    True, but that usually employs downplaying/ignoring/removing his bad traits. Here it’s the exact opposite – Clare’s emphasizing those points and still trying to claim that not!Draco is somehow the pinnacle of attractiveness.

    Also, considering the author, that trope is surprisingly appropriate.

  9. Nate Winchester on 8 February 2013, 12:16 said:

    How the heck do you read the thing then? Audio tones?

    It could just speak. It’s a magical device, an author could run with some interesting outputs. Tactile feedback. Smell-o-vision. Heck, maybe it just projects a magical holographic image.

    Yep. This stupid thing just spilled who it was working for. How am I supposed to take Valentine seriously as a villain when even his mooks monologue?

    Another reason to have silent monsters working for you.

  10. Jade on 9 July 2016, 20:49 said:

    With symbols suggesting it’s magical, there’s tons of ways the sensor thing could be used without a screen. depends on what it does. projections, sounds, just magical ‘feelings’. It’s not explained though how magic really works here, so it could be anything.

    I’m sure CC meant to imply that girls constantly swoon in Jace’s presence. Me? I’m imaging that he tends to chloroform them. It honestly wouldn’t surprise me.

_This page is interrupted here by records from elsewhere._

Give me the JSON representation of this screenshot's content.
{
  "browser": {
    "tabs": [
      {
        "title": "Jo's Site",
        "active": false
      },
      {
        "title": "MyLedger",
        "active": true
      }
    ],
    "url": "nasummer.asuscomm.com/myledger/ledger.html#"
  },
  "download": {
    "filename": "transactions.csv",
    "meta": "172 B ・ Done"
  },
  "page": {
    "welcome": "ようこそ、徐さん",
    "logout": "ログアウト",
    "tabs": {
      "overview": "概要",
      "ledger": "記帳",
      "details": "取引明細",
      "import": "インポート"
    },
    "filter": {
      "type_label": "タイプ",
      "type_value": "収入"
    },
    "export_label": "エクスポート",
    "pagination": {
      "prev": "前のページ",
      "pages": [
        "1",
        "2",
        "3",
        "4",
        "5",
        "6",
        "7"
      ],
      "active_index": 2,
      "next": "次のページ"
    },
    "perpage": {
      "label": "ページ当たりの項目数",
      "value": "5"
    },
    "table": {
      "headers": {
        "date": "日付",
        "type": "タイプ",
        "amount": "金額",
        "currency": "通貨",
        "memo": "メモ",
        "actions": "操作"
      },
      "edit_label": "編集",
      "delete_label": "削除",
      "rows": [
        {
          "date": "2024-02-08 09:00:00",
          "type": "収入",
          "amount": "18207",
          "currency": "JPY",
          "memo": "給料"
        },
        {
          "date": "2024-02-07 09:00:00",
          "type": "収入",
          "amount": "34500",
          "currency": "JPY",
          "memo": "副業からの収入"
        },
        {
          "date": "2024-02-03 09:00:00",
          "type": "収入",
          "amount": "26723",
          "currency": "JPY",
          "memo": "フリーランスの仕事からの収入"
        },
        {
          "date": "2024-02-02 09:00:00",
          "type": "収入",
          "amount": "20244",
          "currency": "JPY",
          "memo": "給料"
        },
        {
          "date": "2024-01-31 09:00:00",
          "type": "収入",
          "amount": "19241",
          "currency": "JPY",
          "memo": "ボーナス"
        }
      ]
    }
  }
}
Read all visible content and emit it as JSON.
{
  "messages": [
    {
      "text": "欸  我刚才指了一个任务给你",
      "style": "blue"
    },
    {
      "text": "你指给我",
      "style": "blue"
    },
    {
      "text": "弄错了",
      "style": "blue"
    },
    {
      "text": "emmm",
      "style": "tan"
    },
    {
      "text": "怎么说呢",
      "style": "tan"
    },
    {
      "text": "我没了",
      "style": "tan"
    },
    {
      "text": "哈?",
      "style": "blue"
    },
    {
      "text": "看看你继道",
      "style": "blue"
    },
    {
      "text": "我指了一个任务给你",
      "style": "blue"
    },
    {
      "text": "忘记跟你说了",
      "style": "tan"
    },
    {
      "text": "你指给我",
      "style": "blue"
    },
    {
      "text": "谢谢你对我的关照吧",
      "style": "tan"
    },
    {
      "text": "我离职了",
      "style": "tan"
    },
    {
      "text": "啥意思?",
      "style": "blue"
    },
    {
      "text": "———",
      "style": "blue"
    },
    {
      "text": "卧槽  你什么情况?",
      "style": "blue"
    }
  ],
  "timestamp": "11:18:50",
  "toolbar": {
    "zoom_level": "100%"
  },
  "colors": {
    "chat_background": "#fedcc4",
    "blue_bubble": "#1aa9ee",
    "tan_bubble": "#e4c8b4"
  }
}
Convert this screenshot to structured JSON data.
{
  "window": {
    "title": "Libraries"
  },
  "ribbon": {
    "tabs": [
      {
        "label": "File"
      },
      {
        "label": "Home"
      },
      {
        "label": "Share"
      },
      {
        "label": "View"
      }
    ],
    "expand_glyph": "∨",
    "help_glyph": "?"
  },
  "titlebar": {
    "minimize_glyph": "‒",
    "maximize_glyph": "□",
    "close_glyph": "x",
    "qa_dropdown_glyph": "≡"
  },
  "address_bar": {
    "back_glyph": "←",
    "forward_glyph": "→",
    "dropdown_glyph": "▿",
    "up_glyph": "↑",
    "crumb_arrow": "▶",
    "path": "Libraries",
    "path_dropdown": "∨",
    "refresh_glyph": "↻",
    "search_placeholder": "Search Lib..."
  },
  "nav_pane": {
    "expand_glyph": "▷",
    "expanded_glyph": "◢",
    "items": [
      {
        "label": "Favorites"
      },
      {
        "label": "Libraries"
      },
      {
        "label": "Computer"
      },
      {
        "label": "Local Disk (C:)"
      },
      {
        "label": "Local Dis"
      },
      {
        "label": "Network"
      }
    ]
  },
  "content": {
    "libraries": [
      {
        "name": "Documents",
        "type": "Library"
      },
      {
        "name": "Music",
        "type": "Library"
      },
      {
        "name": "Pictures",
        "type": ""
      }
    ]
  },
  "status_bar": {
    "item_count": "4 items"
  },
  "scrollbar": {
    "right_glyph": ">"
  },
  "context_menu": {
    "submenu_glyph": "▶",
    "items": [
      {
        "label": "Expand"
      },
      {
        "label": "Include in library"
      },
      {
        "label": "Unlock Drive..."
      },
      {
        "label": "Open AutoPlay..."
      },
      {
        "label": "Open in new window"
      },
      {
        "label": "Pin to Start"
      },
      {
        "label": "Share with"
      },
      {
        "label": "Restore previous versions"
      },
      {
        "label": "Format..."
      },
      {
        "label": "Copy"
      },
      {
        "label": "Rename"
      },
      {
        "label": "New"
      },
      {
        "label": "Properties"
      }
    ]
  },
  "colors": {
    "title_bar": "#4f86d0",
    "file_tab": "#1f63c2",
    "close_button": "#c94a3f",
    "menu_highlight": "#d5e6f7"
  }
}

    I actually instantly thought that too. Also, I’m worried about how Clary thinks other girls work since she imagines them swooning so much in everyday life.